In the days when Texas was still a republic, the Texas Rangers were formed specifically to drive Indians out of the territory, including those on reservations. Many of the Comanche escaped the Rangers by joining neighboring tribes, particularly the Kiowa. By 1868 the Comanche agreed to move to a reservation in Indian Territory. Once there, the government did not follow through on its promise to supply food to that reservation and many starved to death.
Today, the Comanche live in Oklahoma where they are successful farmers and cattle ranchers.
The Comanche people call themselves the “NUMUNUU.” “NUMU TEKWAPUHA” is the Comanche term for the Comanche language. During World War II, 17 Comanches served as Code Talkers. Even though the Comanches are a modern and contemporary people, their heritage is important to them. The Comanche language is still spoken today, but not by all tribal members. The tribe has created language and cultural preservation programs that have produced numerous language instructional materials.
- Current population: The Comanches have more than 13,000 tribal members.
- Traditional Comanche Homeland: Traditional Comanche homeland spanned large parts of the southern Great Plains in what are now Texas, New Mexico, Oklahoma, and Kansas.
- Homeland Today: Most Comanches live in the Lawton-Ft. Sill area of southwest Oklahoma.
- Importance of Horses: Horses are a very important part of traditional Comanche culture. The Comanches kept large herds and were well known for their exceptional horsemanship. They introduced other tribes to the use of horses.

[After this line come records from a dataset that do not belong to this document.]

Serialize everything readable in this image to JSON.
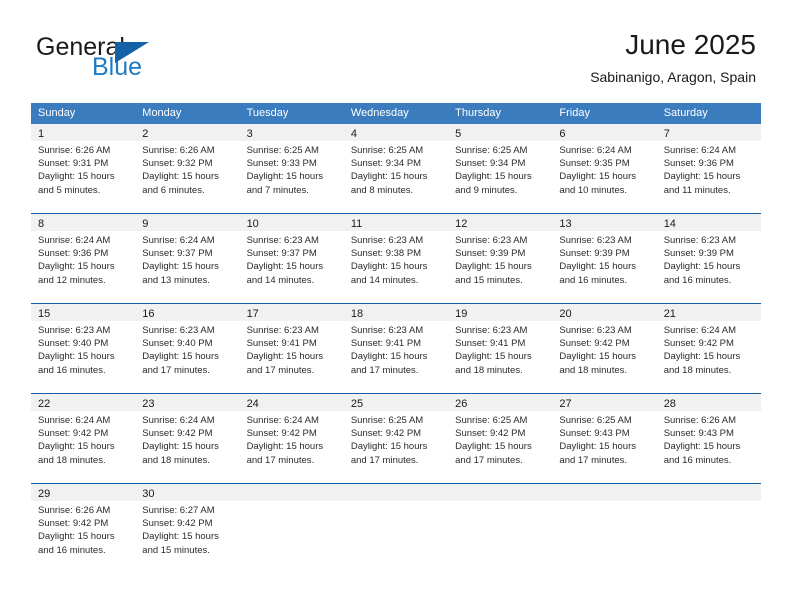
{
  "brand": {
    "name_part1": "General",
    "name_part2": "Blue",
    "mark": "triangle-logo"
  },
  "header": {
    "title": "June 2025",
    "subtitle": "Sabinanigo, Aragon, Spain"
  },
  "calendar": {
    "weekdays": [
      "Sunday",
      "Monday",
      "Tuesday",
      "Wednesday",
      "Thursday",
      "Friday",
      "Saturday"
    ],
    "accent_color": "#3a7cbe",
    "rule_color": "#1461a8",
    "daynum_band_color": "#f1f1f1",
    "weeks": [
      {
        "days": [
          {
            "num": "1",
            "sunrise": "Sunrise: 6:26 AM",
            "sunset": "Sunset: 9:31 PM",
            "daylight_line1": "Daylight: 15 hours",
            "daylight_line2": "and 5 minutes."
          },
          {
            "num": "2",
            "sunrise": "Sunrise: 6:26 AM",
            "sunset": "Sunset: 9:32 PM",
            "daylight_line1": "Daylight: 15 hours",
            "daylight_line2": "and 6 minutes."
          },
          {
            "num": "3",
            "sunrise": "Sunrise: 6:25 AM",
            "sunset": "Sunset: 9:33 PM",
            "daylight_line1": "Daylight: 15 hours",
            "daylight_line2": "and 7 minutes."
          },
          {
            "num": "4",
            "sunrise": "Sunrise: 6:25 AM",
            "sunset": "Sunset: 9:34 PM",
            "daylight_line1": "Daylight: 15 hours",
            "daylight_line2": "and 8 minutes."
          },
          {
            "num": "5",
            "sunrise": "Sunrise: 6:25 AM",
            "sunset": "Sunset: 9:34 PM",
            "daylight_line1": "Daylight: 15 hours",
            "daylight_line2": "and 9 minutes."
          },
          {
            "num": "6",
            "sunrise": "Sunrise: 6:24 AM",
            "sunset": "Sunset: 9:35 PM",
            "daylight_line1": "Daylight: 15 hours",
            "daylight_line2": "and 10 minutes."
          },
          {
            "num": "7",
            "sunrise": "Sunrise: 6:24 AM",
            "sunset": "Sunset: 9:36 PM",
            "daylight_line1": "Daylight: 15 hours",
            "daylight_line2": "and 11 minutes."
          }
        ]
      },
      {
        "days": [
          {
            "num": "8",
            "sunrise": "Sunrise: 6:24 AM",
            "sunset": "Sunset: 9:36 PM",
            "daylight_line1": "Daylight: 15 hours",
            "daylight_line2": "and 12 minutes."
          },
          {
            "num": "9",
            "sunrise": "Sunrise: 6:24 AM",
            "sunset": "Sunset: 9:37 PM",
            "daylight_line1": "Daylight: 15 hours",
            "daylight_line2": "and 13 minutes."
          },
          {
            "num": "10",
            "sunrise": "Sunrise: 6:23 AM",
            "sunset": "Sunset: 9:37 PM",
            "daylight_line1": "Daylight: 15 hours",
            "daylight_line2": "and 14 minutes."
          },
          {
            "num": "11",
            "sunrise": "Sunrise: 6:23 AM",
            "sunset": "Sunset: 9:38 PM",
            "daylight_line1": "Daylight: 15 hours",
            "daylight_line2": "and 14 minutes."
          },
          {
            "num": "12",
            "sunrise": "Sunrise: 6:23 AM",
            "sunset": "Sunset: 9:39 PM",
            "daylight_line1": "Daylight: 15 hours",
            "daylight_line2": "and 15 minutes."
          },
          {
            "num": "13",
            "sunrise": "Sunrise: 6:23 AM",
            "sunset": "Sunset: 9:39 PM",
            "daylight_line1": "Daylight: 15 hours",
            "daylight_line2": "and 16 minutes."
          },
          {
            "num": "14",
            "sunrise": "Sunrise: 6:23 AM",
            "sunset": "Sunset: 9:39 PM",
            "daylight_line1": "Daylight: 15 hours",
            "daylight_line2": "and 16 minutes."
          }
        ]
      },
      {
        "days": [
          {
            "num": "15",
            "sunrise": "Sunrise: 6:23 AM",
            "sunset": "Sunset: 9:40 PM",
            "daylight_line1": "Daylight: 15 hours",
            "daylight_line2": "and 16 minutes."
          },
          {
            "num": "16",
            "sunrise": "Sunrise: 6:23 AM",
            "sunset": "Sunset: 9:40 PM",
            "daylight_line1": "Daylight: 15 hours",
            "daylight_line2": "and 17 minutes."
          },
          {
            "num": "17",
            "sunrise": "Sunrise: 6:23 AM",
            "sunset": "Sunset: 9:41 PM",
            "daylight_line1": "Daylight: 15 hours",
            "daylight_line2": "and 17 minutes."
          },
          {
            "num": "18",
            "sunrise": "Sunrise: 6:23 AM",
            "sunset": "Sunset: 9:41 PM",
            "daylight_line1": "Daylight: 15 hours",
            "daylight_line2": "and 17 minutes."
          },
          {
            "num": "19",
            "sunrise": "Sunrise: 6:23 AM",
            "sunset": "Sunset: 9:41 PM",
            "daylight_line1": "Daylight: 15 hours",
            "daylight_line2": "and 18 minutes."
          },
          {
            "num": "20",
            "sunrise": "Sunrise: 6:23 AM",
            "sunset": "Sunset: 9:42 PM",
            "daylight_line1": "Daylight: 15 hours",
            "daylight_line2": "and 18 minutes."
          },
          {
            "num": "21",
            "sunrise": "Sunrise: 6:24 AM",
            "sunset": "Sunset: 9:42 PM",
            "daylight_line1": "Daylight: 15 hours",
            "daylight_line2": "and 18 minutes."
          }
        ]
      },
      {
        "days": [
          {
            "num": "22",
            "sunrise": "Sunrise: 6:24 AM",
            "sunset": "Sunset: 9:42 PM",
            "daylight_line1": "Daylight: 15 hours",
            "daylight_line2": "and 18 minutes."
          },
          {
            "num": "23",
            "sunrise": "Sunrise: 6:24 AM",
            "sunset": "Sunset: 9:42 PM",
            "daylight_line1": "Daylight: 15 hours",
            "daylight_line2": "and 18 minutes."
          },
          {
            "num": "24",
            "sunrise": "Sunrise: 6:24 AM",
            "sunset": "Sunset: 9:42 PM",
            "daylight_line1": "Daylight: 15 hours",
            "daylight_line2": "and 17 minutes."
          },
          {
            "num": "25",
            "sunrise": "Sunrise: 6:25 AM",
            "sunset": "Sunset: 9:42 PM",
            "daylight_line1": "Daylight: 15 hours",
            "daylight_line2": "and 17 minutes."
          },
          {
            "num": "26",
            "sunrise": "Sunrise: 6:25 AM",
            "sunset": "Sunset: 9:42 PM",
            "daylight_line1": "Daylight: 15 hours",
            "daylight_line2": "and 17 minutes."
          },
          {
            "num": "27",
            "sunrise": "Sunrise: 6:25 AM",
            "sunset": "Sunset: 9:43 PM",
            "daylight_line1": "Daylight: 15 hours",
            "daylight_line2": "and 17 minutes."
          },
          {
            "num": "28",
            "sunrise": "Sunrise: 6:26 AM",
            "sunset": "Sunset: 9:43 PM",
            "daylight_line1": "Daylight: 15 hours",
            "daylight_line2": "and 16 minutes."
          }
        ]
      },
      {
        "days": [
          {
            "num": "29",
            "sunrise": "Sunrise: 6:26 AM",
            "sunset": "Sunset: 9:42 PM",
            "daylight_line1": "Daylight: 15 hours",
            "daylight_line2": "and 16 minutes."
          },
          {
            "num": "30",
            "sunrise": "Sunrise: 6:27 AM",
            "sunset": "Sunset: 9:42 PM",
            "daylight_line1": "Daylight: 15 hours",
            "daylight_line2": "and 15 minutes."
          },
          {
            "num": "",
            "sunrise": "",
            "sunset": "",
            "daylight_line1": "",
            "daylight_line2": ""
          },
          {
            "num": "",
            "sunrise": "",
            "sunset": "",
            "daylight_line1": "",
            "daylight_line2": ""
          },
          {
            "num": "",
            "sunrise": "",
            "sunset": "",
            "daylight_line1": "",
            "daylight_line2": ""
          },
          {
            "num": "",
            "sunrise": "",
            "sunset": "",
            "daylight_line1": "",
            "daylight_line2": ""
          },
          {
            "num": "",
            "sunrise": "",
            "sunset": "",
            "daylight_line1": "",
            "daylight_line2": ""
          }
        ]
      }
    ]
  }
}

- Tribal Government: Comanche government is elected and guided by a constitution. The Comanche government is involved in many kinds of programs, including economic development, environmental protection, and education.